MATERIAL FOR THE TASK:
=====

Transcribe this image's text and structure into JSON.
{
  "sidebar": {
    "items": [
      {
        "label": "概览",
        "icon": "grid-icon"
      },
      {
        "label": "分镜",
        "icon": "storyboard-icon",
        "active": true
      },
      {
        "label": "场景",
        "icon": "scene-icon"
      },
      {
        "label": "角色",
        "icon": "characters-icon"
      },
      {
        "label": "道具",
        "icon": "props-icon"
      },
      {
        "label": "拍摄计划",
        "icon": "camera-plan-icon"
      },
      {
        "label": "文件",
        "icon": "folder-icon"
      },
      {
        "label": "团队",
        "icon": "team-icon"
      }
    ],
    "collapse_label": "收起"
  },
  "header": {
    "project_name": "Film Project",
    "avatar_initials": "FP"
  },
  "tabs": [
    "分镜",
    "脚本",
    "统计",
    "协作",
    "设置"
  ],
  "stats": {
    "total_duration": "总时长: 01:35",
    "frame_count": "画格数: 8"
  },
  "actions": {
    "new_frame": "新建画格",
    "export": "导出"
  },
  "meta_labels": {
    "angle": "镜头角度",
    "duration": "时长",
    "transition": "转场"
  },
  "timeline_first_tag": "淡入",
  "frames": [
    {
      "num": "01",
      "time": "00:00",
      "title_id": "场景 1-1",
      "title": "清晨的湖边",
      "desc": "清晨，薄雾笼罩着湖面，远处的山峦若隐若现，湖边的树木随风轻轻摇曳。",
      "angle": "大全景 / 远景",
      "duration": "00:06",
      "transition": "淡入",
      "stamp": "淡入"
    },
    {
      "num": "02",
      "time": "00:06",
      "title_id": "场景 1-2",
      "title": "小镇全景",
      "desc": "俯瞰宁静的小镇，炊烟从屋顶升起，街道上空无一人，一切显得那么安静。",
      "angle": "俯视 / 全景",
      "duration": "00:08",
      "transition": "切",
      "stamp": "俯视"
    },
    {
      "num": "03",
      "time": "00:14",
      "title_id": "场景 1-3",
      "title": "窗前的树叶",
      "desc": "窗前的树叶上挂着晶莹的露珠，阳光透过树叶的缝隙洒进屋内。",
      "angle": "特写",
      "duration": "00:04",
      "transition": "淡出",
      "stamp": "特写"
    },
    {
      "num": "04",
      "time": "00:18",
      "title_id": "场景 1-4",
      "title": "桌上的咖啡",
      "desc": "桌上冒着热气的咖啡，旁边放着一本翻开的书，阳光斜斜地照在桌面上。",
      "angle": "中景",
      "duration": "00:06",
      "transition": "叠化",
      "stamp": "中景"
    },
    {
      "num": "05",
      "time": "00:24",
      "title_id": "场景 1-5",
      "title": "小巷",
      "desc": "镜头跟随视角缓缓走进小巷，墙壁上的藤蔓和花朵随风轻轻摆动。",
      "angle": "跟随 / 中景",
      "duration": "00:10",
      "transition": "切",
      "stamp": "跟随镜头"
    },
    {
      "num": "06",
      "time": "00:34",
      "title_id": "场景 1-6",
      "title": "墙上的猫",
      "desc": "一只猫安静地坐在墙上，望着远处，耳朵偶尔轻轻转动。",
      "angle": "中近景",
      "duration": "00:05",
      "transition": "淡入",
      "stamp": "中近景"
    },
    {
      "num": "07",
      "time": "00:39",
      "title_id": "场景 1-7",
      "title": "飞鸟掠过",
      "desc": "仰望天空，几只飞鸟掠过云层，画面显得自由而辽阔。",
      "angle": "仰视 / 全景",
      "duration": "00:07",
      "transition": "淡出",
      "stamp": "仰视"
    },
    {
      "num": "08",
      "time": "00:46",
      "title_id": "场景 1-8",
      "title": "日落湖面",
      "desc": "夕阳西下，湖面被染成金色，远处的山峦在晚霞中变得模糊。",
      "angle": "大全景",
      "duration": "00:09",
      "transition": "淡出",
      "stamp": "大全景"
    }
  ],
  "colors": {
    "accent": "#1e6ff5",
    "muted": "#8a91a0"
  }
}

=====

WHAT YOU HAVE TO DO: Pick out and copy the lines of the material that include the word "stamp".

SOLUTION BELOW:
      "stamp": "淡入"
      "stamp": "俯视"
      "stamp": "特写"
      "stamp": "中景"
      "stamp": "跟随镜头"
      "stamp": "中近景"
      "stamp": "仰视"
      "stamp": "大全景"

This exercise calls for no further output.